While it is important to get to know your audience and research your customers’ needs, it is equally important to recognize that “expertise” is fluid, nuanced, and subject to interpretation. We should avoid using “expertise” as a static characterization of our users. Consider that

  • one person’s definition of “novice” is another person’s “intermediate.”
  • one person’s “intermediate” is another person’s “expert.”
  • a user may be a novice today, but may gradually build expertise with continuous use of a product (and may not necessarily have consulted the documentation as a novice).
  • a user may quickly build expertise during an intensive two-day training class and use the product steadily thereafter for a few weeks, only to experience gradually diminished expertise due to infrequent use of the product.
  • a user may have a great deal of experience with product A, but may not be familiar with the particular interface of product B in the same domain. For example, certified public accountants who are experts with Microsoft Excel will probably be able to come up to speed rather quickly with Quicken QuickBooks (even if they’ve never used it before).
  • a user may bring to the table a great deal of academic or non-profit experience, but may not have a lot of experience with the corporate world. For example, a project manager in the academic world may have different motivations and perspectives than a project manager in the corporate world.
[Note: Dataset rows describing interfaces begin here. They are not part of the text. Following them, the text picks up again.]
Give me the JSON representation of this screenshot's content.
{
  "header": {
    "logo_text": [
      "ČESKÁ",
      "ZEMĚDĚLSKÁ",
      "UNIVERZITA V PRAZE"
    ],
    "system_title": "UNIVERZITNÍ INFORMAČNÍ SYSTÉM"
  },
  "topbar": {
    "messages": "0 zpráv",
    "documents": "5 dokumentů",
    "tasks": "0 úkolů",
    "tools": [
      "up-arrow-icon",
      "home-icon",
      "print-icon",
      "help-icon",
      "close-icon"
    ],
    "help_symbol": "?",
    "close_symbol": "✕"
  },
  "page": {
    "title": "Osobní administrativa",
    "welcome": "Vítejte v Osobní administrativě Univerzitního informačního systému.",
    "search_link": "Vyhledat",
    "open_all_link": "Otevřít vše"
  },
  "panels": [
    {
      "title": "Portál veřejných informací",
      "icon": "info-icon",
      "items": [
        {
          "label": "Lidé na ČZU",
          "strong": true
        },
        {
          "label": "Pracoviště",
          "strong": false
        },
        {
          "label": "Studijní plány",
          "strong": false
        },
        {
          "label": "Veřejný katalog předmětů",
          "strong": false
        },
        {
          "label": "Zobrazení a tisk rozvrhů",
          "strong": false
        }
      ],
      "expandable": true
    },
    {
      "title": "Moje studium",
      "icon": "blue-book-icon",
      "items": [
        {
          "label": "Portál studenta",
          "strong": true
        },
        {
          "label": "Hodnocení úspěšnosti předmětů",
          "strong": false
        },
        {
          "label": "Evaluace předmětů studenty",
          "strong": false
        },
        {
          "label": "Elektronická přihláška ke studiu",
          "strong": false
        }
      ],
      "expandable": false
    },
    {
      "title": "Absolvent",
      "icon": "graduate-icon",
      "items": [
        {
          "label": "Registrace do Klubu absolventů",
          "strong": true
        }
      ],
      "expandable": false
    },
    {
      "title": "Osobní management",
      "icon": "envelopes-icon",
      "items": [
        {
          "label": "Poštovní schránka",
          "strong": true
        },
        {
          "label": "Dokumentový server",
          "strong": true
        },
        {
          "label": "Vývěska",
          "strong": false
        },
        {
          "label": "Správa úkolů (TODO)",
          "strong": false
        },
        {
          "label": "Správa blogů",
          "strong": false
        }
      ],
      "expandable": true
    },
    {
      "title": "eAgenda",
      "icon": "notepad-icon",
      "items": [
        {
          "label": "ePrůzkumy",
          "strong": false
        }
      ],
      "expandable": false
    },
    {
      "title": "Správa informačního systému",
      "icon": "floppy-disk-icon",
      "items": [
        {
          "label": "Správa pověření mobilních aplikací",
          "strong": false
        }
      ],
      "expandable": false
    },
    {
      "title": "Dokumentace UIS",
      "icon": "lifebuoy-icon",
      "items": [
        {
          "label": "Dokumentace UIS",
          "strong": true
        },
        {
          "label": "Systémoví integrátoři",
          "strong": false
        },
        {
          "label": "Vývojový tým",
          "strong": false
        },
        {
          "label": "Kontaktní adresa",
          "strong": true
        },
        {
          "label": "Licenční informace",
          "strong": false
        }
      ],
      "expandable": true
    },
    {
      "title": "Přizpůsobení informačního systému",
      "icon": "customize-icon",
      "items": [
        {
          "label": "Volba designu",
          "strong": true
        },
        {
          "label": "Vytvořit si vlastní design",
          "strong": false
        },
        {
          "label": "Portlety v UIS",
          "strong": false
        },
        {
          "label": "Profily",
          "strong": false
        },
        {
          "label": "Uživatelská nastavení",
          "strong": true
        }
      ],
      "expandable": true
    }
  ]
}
So, how do we address the conundrum presented by these varying and fluid levels of expertise? Rather than trying to characterize expertise and tailor solutions that address each level of expertise, the key is to focus your task analysis with a nod to the 80/20 rule. In this day and age of doing more with less, it is critically important to focus your content development efforts on serving the most customers, most of the time. As you conduct a task analysis, be sure to identify the most important tasks that will affect the greatest percentage of the user base. Pay particular attention to those tasks that, if not done correctly, will negatively impact the entire user experience. This exercise fosters a prioritization of the tasks that your user base will perform. You, as the content developer, are better off focusing on the “Top 10” tasks and making them as effective as you can, instead of documenting every obscure feature of a tool. In other words, depth (of the highest priority tasks) trumps breadth (of obscure tasks).

After you have conducted your task analysis, your next focus is to craft a set of well-formed, easily digestible topics. Your set of topics should be task-based, with any necessary conceptual and reference topics to support the user tasks.

A well-formed topic is a self-contained “unit” of information that addresses one question. It has the following characteristics:

  • meaningful, intuitive title
  • exclusive focus on a certain type of information (procedural, conceptual, or reference material)
  • contextual awareness of a set of topics, fostered by the navigational interface
  • links to related topics

The beauty of a well-formed topic is that it inherently serves a diverse customer base with a wide range of expertise and skills. A well-formed topic allows the novice to learn enough to put his goals in context, while simultaneously enabling the expert to find precisely what she is seeking. Regardless of the users’ expertise, a well-formed topic enables the users to skim it and immediately discern whether it’s the topic they need. Ultimately, any effective topic enables the novice without alienating the expert. Often, a procedural or reference topic will suffice for an expert, whereas, a novice may also need a conceptual topic that puts the procedure into context. A well-formed topic, with links, enables the novice to access related conceptual topics, without deterring the success of the expert.

Those of you whose products serve a niche market (for example, rocket scientists developing control systems) actually have less of a challenge than those who support consumer products, because niche products typically represent a user base with a narrower range of experience and expertise, whereas, a typical consumer product serves a significantly broader demographic.

In no way am I suggesting that you ought to diminish the importance of conducting audience analysis. What I am suggesting is that you tame the audience analysis requirement and put it in its proper context—as a technique for identifying and prioritizing user tasks. By crafting well-researched, prioritized, and well-formed topics, you can address the needs of a broad range of users with disparate skill sets and various levels of expertise.